“If very-clever Odysseus were in these rooms again…”
4.763 εἴ ποτέ τοι πολύμητις ἐνὶ μεγάροισιν ᾿Οδυσσεὺς
“So she spoke, and much-enduring, shining Odysseus shivered”
5.171 ὣς φάτο, ῥίγησεν δὲ πολύτλας δῖος ᾿Οδυσσεύς,
“So she spoke, and much-enduring, shining Odysseus laughed”
13.250 ὣς φάτο, γήθησεν δὲ πολύτλας δῖος ᾿Οδυσσεὺς
“And you, many-pained old man, since a god brought you my way…”
14.386 καὶ σύ, γέρον πολυπενθές, ἐπεί σέ μοι ἤγαγε δαίμων,
“They would not conquer me. I am truly much-enduring”
18.319 οὔ τί με νικήσουσι· πολυτλήμων δὲ μάλ’ εἰμί.”
“…I am a man of many-sorrows…”
19.118 μνησαμένῳ· μάλα δ’ εἰμὶ πολύστονος· οὐδέ τί με χρὴ
“…he is much-prayed for…”
19.404 παιδὸς παιδὶ φίλῳ· πολυάρητος δέ τοί ἐστι.”
Schol. ad Demosthenes. Orat. 20
“For a man of many ways changes himself in accordance with the nature of the matters at hand.”
πολύτροπος γὰρ ὁ ἀνὴρ καὶ πρὸς τὴν τῶν πραγμά-των φύσιν συμμεταβάλλεται.
Schol. ad Odysseam 1.50 ex
“Antisthenes in interpreting this asks “why, then, is wretched Odysseus called polytropos? Really, this is the way to mark him out as wise. Isn’t it true that his manner never indicates his character, but that instead it signals his use of speech? The man who has a character difficult to penetrate is well-turned.
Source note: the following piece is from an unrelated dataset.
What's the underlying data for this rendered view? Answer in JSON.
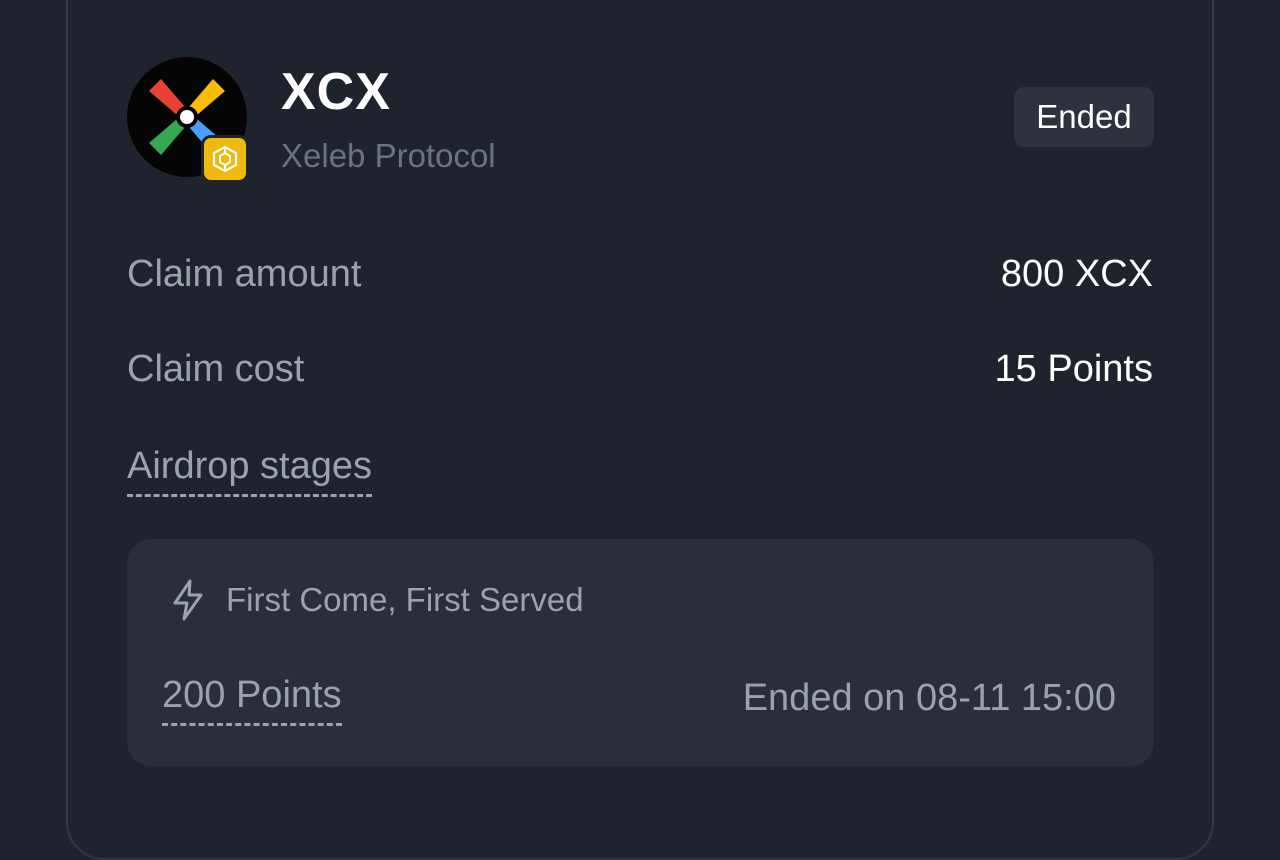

These sorts of inventions of words are tropes/ways/manners”
λύων οὖν ὁ ᾿Αντισθένης φησὶ, Τί οὖν; ἆρά γε πονηρὸς ὁ ᾿Οδυσσεὺς ὅτι πολύτροπος ἐκλήθη; καὶ μὴν διότι σοφὸς οὕτως αὐτὸν προσείρηκε. μήποτε οὖν ὁ τρόπος τὸ μέν τι σημαίνει τὸ ἦθος, τὸ δέ τι σημαίνει τὴν τοῦ λόγου χρῆσιν; εὔτροπος γὰρ ἀνὴρ ὁ τὸ ἦθος ἔχων εἰς τὸ εὖ τετραμμένον· τρόποι δὲ λόγων αἱ ποιαὶ πλάσεις.
John Peradotto. Man in the Middle Voice: Name and Narration in the Odyssey. Princeton: Princeton University Press, 1990: 44
“Events in a narrative are determined by its end. In the telling, however, a narrative gives us the illusion of being motivated, as a historical account appears to be motivated, from the opposite direction, from beginning to end…It is in effect a process of retroactive necessity in composition generating in performance, the illusion of progressive contingency.”